───── Working data ─────

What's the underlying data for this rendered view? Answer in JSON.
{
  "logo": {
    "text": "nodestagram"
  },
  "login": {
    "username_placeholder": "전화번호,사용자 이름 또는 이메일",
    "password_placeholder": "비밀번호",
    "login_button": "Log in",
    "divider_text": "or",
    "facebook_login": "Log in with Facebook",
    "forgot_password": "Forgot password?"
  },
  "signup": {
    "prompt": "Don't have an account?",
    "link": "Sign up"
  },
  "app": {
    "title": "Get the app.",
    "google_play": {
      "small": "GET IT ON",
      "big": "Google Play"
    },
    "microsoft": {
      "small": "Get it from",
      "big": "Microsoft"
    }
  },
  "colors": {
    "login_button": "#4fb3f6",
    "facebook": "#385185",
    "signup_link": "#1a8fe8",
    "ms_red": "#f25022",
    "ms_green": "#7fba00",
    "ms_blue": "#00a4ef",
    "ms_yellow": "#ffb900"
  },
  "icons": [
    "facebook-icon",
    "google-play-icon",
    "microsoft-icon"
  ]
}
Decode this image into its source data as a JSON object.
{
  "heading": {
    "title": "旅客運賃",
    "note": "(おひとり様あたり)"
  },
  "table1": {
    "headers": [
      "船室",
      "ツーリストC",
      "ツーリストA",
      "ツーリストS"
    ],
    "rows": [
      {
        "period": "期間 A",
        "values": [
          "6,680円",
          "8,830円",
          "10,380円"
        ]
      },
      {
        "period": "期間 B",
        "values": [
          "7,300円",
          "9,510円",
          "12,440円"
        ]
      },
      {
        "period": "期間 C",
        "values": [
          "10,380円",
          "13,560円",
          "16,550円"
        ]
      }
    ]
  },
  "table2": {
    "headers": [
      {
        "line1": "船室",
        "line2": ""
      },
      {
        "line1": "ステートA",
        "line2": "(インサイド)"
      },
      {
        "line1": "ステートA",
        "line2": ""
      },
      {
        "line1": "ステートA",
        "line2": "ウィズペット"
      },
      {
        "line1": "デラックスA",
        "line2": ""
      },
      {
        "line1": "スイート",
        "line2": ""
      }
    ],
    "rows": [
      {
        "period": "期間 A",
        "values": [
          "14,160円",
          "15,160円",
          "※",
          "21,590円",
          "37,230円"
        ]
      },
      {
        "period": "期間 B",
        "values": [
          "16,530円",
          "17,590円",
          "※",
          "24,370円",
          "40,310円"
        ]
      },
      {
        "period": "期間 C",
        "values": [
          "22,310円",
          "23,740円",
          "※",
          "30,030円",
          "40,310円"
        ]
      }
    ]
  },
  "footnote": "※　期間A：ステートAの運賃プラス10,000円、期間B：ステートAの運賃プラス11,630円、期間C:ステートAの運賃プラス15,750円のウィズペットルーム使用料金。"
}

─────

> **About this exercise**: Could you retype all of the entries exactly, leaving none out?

> **Result of this task**:
What's the underlying data for this rendered view? Answer in JSON.
{
  "logo": {
    "text": "nodestagram"
  },
  "login": {
    "username_placeholder": "전화번호,사용자 이름 또는 이메일",
    "password_placeholder": "비밀번호",
    "login_button": "Log in",
    "divider_text": "or",
    "facebook_login": "Log in with Facebook",
    "forgot_password": "Forgot password?"
  },
  "signup": {
    "prompt": "Don't have an account?",
    "link": "Sign up"
  },
  "app": {
    "title": "Get the app.",
    "google_play": {
      "small": "GET IT ON",
      "big": "Google Play"
    },
    "microsoft": {
      "small": "Get it from",
      "big": "Microsoft"
    }
  },
  "colors": {
    "login_button": "#4fb3f6",
    "facebook": "#385185",
    "signup_link": "#1a8fe8",
    "ms_red": "#f25022",
    "ms_green": "#7fba00",
    "ms_blue": "#00a4ef",
    "ms_yellow": "#ffb900"
  },
  "icons": [
    "facebook-icon",
    "google-play-icon",
    "microsoft-icon"
  ]
}
Decode this image into its source data as a JSON object.
{
  "heading": {
    "title": "旅客運賃",
    "note": "(おひとり様あたり)"
  },
  "table1": {
    "headers": [
      "船室",
      "ツーリストC",
      "ツーリストA",
      "ツーリストS"
    ],
    "rows": [
      {
        "period": "期間 A",
        "values": [
          "6,680円",
          "8,830円",
          "10,380円"
        ]
      },
      {
        "period": "期間 B",
        "values": [
          "7,300円",
          "9,510円",
          "12,440円"
        ]
      },
      {
        "period": "期間 C",
        "values": [
          "10,380円",
          "13,560円",
          "16,550円"
        ]
      }
    ]
  },
  "table2": {
    "headers": [
      {
        "line1": "船室",
        "line2": ""
      },
      {
        "line1": "ステートA",
        "line2": "(インサイド)"
      },
      {
        "line1": "ステートA",
        "line2": ""
      },
      {
        "line1": "ステートA",
        "line2": "ウィズペット"
      },
      {
        "line1": "デラックスA",
        "line2": ""
      },
      {
        "line1": "スイート",
        "line2": ""
      }
    ],
    "rows": [
      {
        "period": "期間 A",
        "values": [
          "14,160円",
          "15,160円",
          "※",
          "21,590円",
          "37,230円"
        ]
      },
      {
        "period": "期間 B",
        "values": [
          "16,530円",
          "17,590円",
          "※",
          "24,370円",
          "40,310円"
        ]
      },
      {
        "period": "期間 C",
        "values": [
          "22,310円",
          "23,740円",
          "※",
          "30,030円",
          "40,310円"
        ]
      }
    ]
  },
  "footnote": "※　期間A：ステートAの運賃プラス10,000円、期間B：ステートAの運賃プラス11,630円、期間C:ステートAの運賃プラス15,750円のウィズペットルーム使用料金。"
}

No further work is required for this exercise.